Long-term steps needed to galvanize economy
Korea is waging an uphill battle to tame soaring inflation and ensure solid economic growth. Yet the country is finding it more difficult to maintain sustainable growth as economic conditions continue to deteriorate. The new Yoon Suk-yeol administration should work out comprehensive long-term measures to avoid downside risks and regain economic vitality.
Fighting inflation is one of the most daunting tasks facing the country. Consumer prices surged 5.4 percent year-on-year last month, hitting the highest level since August 2008, according to Statistics Korea. The figure was up from 4.8 percent in April. The runaway inflation was attributed to high energy and food prices amid the prolonged Russian invasion of Ukraine and global supply chain disruptions.
Higher interest rates and the depreciation of the Korean won against the U.S. dollar are adding fuel to the fire. The Bank of Korea (BOK) raised its key policy rate by 25 basis points to 1.75 percent in May, the fifth rate increase since last August. This move was inevitable to bring inflation under control. But the rate hike is increasing the interest payment burden on borrowers, particularly underpaid workers and small businesses.
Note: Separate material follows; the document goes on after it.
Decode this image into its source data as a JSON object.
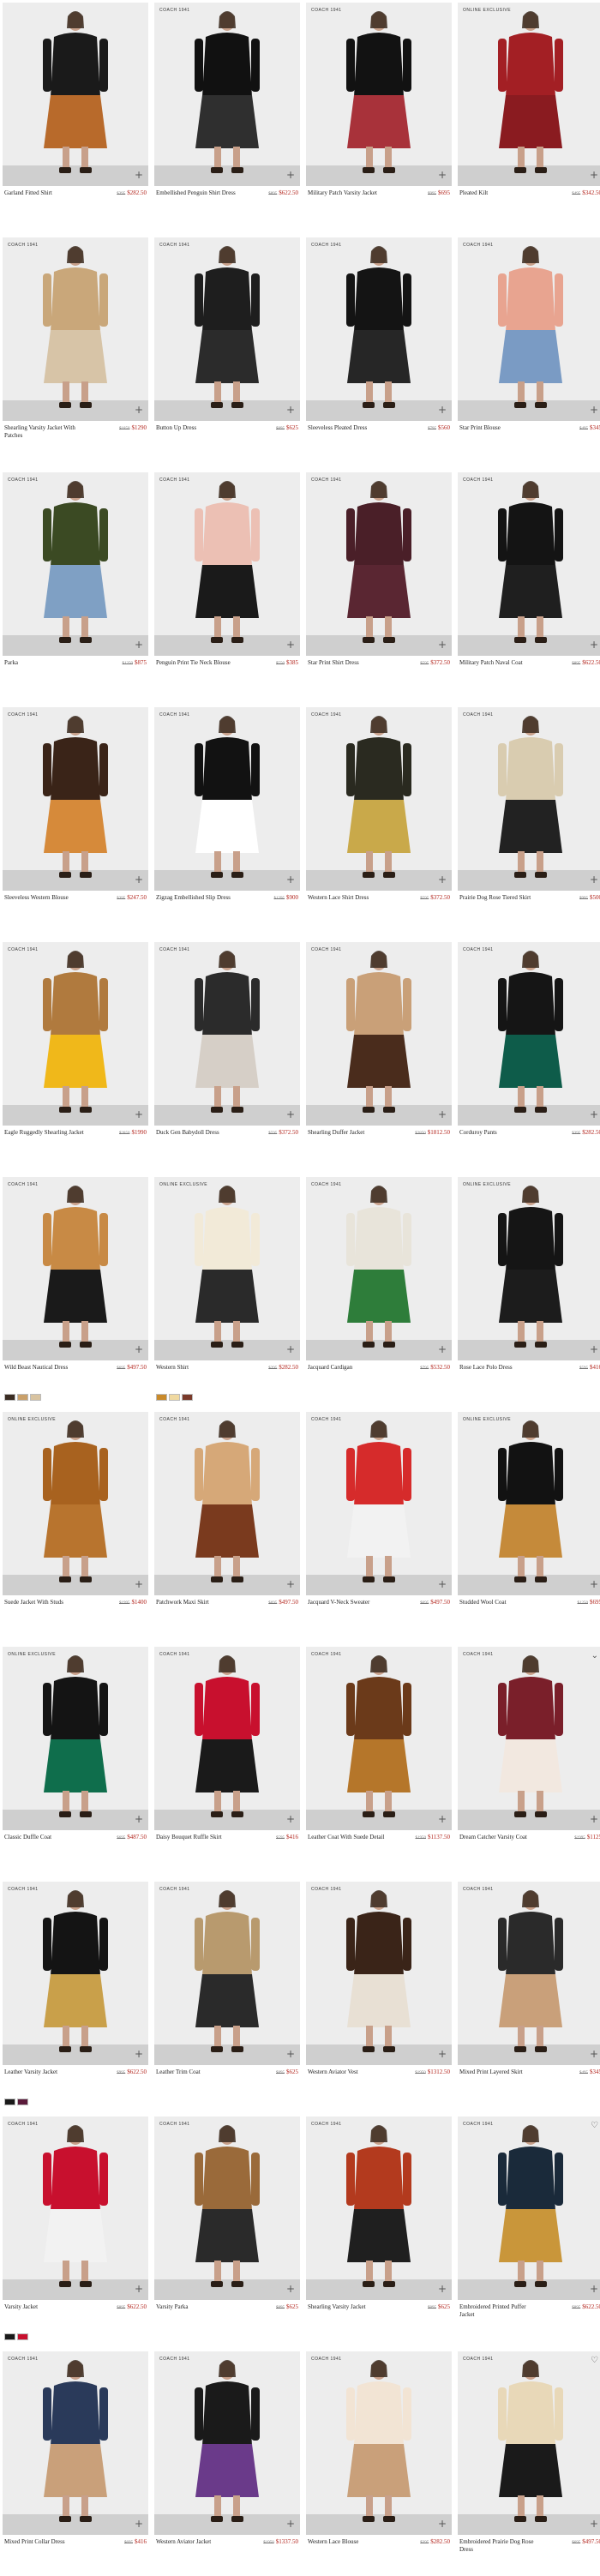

Therefore, financial authorities need to take proper steps to help debtors ease their financial straits.
More seriously, there are growing fears about stagflation, a term describing a simultaneous phenomenon of economic stagnation and higher inflation. The Korean economy is losing steam amid mounting inflationary pressure. Industrial output, consumption and investment all declined in April for the first time in more than two years. The economic prospects are getting worse, making it even trickier to return to pre-pandemic life. The BOK lowered its 2022 economic growth outlook to 2.7 percent from 3 percent. Moody's Investors Service even cut Korea's growth projection to 2.5 percent from 2.7 percent.
What is at stake now is how to get the economy rolling again. For starters, all economic players must have a sense of crisis. BOK Governor Rhee Chang-yong said the central bank is more concerned about inflation than economic growth, hinting at further rate hikes. So it is hard to expect a quick economic recovery with no end to the inflationary spiral in sight. A day after the ruling People Power Party (PPP) won a landslide victory in the June 1 local elections, President Yoon warned against looming economic woes.
First of all, the Yoon government should concentrate on boosting the country's growth potential to ensure sustainable economic growth. To this end, policymakers need to push for structural reforms to improve our productivity and competitiveness. It is also important to find new growth engines to maintain growth momentum by promoting deregulation, innovation and entrepreneurship. The rival political parties should stop their partisan struggles and opt out of populism to join together for efforts to revive the economy.